Just until a few decades ago the Chinese obtained over 90% of their calories from rice, wheat, beans, and tubers. However as China began to emerge from poverty and isolation in the 1980’s, the rising living standards, rapid urbanization and expansion of the middle class, have led to a significant and horrible change in the typical Chinese dinner plate.
Meat, eggs, and dairy products became a key source of food, with more than 20% of the total calories in the 2000’s.
In 1983 the meat consumption was 16 kilograms per person per year, 25 kilograms per person by 1995, 31 kilograms by 1999, 50 kilograms by 2000, and now it is more than 55 kilograms per person per year. That’s about 12% increase per year on a per capita basis, a threefold increase in less than 25 years.
Pigs’ flesh is the Chinese favorite, with more than 60% of the total meat consumption. Pigs’ flesh consumption has increased fivefold since 1980.
And not only has the number of victims dramatically increased but also their suffering. Labor scarcity, disease outbreaks and the rising living standards, have pushed China’s livestock sector away from family farming to intensive factory farms. China has become the largest pigs producer in the world with more than 700 million pigs slaughtered every year. One for every 2 Chinese.
Chicken production in China—virtually non-existent prior to 1978—is also becoming more industrialized. Chicken’s flesh is gaining in popularity, largely because it is cheaper than pig’s flesh. As part of adopting the destructive western habits, restaurants, fast food chains, and cafeterias play a key role in diversifying and fortifying meat consumption.
While the chicken industry in the United States began to multiply rapidly following World War II, in China it started to significantly expand about 20 years later and has grown twice as fast. 2012 marked the first time that more chickens were eaten in China than in the United States. Still, on average, Americans eat four times more chickens per person. So horrifically, the Chinese’s chicken consumption can and most probably will continue to intensify towards the US scope.
Chickens in the egg industry don’t fare any better.
While small farmers once produced most of the eggs for markets for local consumers, huge, intensive warehouse-like battery cage facilities have become the norm and are encouraged by Chinese egg industry leaders and the government who subsidies the industrial large-scale farms. In addition, china is where western large-scale egg producers are looking, where they can conduct business with little “interference” such as welfare regulations and environmental restrictions.
Already more than half of the world’s eggs are produced in china, and it is only getting worse.
The combination of technology adoption (modern processing technologies such as ultra-high temperature pasteurization), changes in retail supply chains, consumer trends, income growth and government policies, had driven China’s urban market for dairy products to this enormous expansion.

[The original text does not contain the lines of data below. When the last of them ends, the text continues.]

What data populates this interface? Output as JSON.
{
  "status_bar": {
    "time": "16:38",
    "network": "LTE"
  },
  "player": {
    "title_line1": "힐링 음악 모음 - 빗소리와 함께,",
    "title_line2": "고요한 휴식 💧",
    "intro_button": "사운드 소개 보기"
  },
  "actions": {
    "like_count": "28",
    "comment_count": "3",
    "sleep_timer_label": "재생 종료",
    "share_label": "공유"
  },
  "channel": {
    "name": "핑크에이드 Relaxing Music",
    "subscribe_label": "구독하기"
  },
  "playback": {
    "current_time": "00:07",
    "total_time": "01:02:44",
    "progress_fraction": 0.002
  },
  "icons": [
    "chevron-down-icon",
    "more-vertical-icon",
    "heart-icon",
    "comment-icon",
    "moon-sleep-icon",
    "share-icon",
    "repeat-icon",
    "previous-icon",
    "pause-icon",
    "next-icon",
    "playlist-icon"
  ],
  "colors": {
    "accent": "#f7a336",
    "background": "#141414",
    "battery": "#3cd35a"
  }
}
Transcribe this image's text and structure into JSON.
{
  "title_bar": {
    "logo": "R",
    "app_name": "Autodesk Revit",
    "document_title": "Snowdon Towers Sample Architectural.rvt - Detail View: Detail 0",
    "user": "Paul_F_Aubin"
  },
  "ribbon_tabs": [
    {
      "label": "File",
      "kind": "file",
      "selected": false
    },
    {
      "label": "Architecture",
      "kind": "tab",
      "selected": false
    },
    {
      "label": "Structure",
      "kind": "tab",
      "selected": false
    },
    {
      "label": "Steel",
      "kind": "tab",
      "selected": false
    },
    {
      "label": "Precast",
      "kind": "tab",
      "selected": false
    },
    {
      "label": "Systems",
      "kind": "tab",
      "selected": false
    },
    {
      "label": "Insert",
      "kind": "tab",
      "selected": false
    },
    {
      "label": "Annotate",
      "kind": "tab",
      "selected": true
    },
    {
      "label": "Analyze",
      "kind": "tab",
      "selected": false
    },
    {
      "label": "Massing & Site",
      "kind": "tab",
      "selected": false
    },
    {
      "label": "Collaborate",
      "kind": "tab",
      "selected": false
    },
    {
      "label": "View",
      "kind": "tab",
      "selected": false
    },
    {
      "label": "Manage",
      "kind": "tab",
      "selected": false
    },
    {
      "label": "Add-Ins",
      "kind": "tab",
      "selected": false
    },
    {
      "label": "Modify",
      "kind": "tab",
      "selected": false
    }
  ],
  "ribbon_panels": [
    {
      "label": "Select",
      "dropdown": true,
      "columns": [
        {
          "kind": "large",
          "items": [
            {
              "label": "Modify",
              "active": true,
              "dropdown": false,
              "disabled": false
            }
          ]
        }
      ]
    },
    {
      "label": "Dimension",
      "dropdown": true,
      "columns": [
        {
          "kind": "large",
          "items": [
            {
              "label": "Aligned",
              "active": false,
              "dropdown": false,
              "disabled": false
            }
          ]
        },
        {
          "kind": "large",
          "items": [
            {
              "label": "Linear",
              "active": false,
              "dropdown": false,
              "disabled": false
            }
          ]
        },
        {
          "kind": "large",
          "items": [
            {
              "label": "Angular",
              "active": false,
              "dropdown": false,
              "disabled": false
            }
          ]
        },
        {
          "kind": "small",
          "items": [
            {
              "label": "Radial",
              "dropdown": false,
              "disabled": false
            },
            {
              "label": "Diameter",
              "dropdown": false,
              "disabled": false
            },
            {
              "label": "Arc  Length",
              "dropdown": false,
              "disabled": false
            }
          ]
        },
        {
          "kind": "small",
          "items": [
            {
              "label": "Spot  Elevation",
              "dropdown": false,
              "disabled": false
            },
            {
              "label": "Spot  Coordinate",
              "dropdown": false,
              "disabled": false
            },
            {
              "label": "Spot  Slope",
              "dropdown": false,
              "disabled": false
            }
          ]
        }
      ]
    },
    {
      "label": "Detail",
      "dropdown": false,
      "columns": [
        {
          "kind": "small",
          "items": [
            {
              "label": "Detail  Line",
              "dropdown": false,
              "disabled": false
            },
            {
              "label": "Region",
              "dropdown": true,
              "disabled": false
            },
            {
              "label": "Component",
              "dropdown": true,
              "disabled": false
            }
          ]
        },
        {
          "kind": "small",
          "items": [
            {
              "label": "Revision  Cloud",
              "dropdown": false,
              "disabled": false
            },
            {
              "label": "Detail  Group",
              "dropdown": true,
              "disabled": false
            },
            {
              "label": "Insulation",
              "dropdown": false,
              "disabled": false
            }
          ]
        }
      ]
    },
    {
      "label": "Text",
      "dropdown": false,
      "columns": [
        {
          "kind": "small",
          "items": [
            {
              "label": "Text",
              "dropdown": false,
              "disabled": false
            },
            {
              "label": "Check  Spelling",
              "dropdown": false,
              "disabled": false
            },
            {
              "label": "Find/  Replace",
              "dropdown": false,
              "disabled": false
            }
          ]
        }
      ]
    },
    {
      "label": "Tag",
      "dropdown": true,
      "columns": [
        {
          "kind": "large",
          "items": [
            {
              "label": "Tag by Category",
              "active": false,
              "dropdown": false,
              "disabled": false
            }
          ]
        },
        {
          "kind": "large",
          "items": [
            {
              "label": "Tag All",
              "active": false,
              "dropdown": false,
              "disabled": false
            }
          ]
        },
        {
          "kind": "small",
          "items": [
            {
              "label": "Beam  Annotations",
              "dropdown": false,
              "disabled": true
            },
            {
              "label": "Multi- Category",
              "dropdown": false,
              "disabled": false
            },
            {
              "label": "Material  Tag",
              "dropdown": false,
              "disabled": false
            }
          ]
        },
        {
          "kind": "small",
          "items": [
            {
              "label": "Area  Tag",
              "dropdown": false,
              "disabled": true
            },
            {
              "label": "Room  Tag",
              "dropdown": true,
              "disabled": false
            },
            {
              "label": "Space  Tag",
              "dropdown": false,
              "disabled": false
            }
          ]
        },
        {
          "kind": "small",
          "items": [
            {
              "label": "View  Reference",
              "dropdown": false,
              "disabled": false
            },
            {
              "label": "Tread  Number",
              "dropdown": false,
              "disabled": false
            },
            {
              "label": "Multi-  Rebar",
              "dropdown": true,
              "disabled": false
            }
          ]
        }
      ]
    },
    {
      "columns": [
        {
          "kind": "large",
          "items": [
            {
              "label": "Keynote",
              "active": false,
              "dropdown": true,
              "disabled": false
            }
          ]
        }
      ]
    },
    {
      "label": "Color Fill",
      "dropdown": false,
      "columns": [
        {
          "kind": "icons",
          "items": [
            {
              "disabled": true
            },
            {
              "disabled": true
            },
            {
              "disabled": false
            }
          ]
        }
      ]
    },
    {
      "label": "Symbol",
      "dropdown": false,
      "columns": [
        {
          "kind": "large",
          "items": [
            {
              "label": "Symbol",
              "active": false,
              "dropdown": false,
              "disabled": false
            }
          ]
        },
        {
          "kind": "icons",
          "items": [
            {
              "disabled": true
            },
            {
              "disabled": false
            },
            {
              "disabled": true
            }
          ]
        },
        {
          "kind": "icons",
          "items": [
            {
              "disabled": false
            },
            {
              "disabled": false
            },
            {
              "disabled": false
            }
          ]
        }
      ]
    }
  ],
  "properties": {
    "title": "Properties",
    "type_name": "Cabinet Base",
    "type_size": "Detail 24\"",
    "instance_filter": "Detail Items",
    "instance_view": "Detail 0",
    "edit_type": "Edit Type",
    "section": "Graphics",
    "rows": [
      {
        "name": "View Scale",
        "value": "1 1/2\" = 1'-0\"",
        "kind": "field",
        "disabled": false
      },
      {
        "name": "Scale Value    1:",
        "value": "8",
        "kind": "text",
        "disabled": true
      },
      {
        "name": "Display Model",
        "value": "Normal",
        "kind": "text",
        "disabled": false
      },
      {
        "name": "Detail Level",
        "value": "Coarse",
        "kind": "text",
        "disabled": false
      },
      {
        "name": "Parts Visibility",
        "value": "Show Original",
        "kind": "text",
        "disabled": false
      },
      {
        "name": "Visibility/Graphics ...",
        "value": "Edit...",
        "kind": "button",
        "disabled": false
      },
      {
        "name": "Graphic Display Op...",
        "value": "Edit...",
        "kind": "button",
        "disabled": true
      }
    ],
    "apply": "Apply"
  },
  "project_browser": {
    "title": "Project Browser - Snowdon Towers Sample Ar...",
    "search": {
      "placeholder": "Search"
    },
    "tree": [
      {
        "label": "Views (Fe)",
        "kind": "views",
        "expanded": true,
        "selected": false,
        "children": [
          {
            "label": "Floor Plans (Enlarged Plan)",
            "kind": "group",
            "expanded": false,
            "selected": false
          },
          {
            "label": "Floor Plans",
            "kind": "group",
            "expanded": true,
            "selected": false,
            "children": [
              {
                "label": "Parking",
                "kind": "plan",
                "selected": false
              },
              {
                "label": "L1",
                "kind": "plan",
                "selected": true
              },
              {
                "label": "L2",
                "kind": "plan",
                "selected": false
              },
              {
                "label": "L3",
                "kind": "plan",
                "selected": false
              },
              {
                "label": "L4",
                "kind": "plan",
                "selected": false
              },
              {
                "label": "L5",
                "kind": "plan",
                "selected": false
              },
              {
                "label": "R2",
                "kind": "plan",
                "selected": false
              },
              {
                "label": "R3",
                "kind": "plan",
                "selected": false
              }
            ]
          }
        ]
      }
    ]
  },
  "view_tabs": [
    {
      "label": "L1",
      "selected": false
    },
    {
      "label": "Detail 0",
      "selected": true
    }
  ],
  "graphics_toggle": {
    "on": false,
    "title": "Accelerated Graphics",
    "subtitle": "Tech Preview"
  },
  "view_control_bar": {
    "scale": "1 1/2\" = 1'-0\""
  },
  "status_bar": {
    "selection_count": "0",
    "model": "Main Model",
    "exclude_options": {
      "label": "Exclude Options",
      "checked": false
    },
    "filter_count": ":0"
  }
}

In late 2007 the Chinese government came out with a new set of nutritional guidelines that encourage citizens to consume 300 grams of dairy per day – nearly a five-fold increase over current consumption in the urban areas. Chinese Prime Minister Wen Jinbao visited a dairy farm in the Sichuan Province and proclaimed that he has a dream to provide all Chinese, especially children, with half a kilogram of milk per day.
If Jinbao’s dream comes true it will boost the current consumption by seven and a half times.
The Chinese government also encourages local farmers to adopt “breed-improvement” programs to improve the genetics and productivity of dairy cows, since the demand for milk and milk products is so high that the dairy industry has been experiencing a shortage of raw milk.
The Department of Agriculture has also introduced a program of artificial insemination technology, to transplant “pedigree dairy cow” embryos in farms in Beijing, Xinjiang, Heilongjiang, Inner Mongolia, Ningxia, Shanxi, Hebei and Shandong. Embryo transplants increases the rate of success in breeding programs. All of this results in more cows producing much more milk.
As if the animal consumption boom that is going on for about 3 decades now is not horrible enough, and as if the future projection for the ongoing intensification of animal consumption is not horrifying enough, all of the mentioned exploitation figures are about to rise significantly. About 2 weeks ago the Chinese government announced that it is giving up its one-child policy, allowing all couples to have two children.
In this world, one political decision which was made regardless of the animals, would probably affect more animals than the efforts of thousands of activists.
As unbelievable as it may seem to the few people who are aware of the hell this planet is, it is about to get even worse.